START RECORDS SHOWN
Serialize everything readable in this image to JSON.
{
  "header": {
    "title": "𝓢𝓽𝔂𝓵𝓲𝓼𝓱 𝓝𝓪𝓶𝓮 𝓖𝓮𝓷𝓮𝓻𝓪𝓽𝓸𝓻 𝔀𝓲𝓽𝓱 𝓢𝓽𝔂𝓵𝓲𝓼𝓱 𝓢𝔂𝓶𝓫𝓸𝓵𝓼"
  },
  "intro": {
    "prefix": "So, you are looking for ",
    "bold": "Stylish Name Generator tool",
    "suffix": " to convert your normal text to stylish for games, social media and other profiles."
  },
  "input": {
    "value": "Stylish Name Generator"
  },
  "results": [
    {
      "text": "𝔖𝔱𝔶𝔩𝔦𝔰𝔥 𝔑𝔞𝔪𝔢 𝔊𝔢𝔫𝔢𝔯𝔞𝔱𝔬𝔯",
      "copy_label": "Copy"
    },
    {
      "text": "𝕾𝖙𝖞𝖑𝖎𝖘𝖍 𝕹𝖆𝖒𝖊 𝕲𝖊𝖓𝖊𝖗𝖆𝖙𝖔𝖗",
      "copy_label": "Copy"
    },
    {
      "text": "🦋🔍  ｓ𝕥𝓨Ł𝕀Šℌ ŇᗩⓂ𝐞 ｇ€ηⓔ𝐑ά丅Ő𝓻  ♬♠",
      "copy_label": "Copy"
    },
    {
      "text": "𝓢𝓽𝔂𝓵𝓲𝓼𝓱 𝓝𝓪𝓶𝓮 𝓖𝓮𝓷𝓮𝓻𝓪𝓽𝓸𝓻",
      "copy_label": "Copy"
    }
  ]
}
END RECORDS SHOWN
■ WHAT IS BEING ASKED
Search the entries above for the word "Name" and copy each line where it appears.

■ TASK SOLUTION
    "bold": "Stylish Name Generator tool",
    "value": "Stylish Name Generator"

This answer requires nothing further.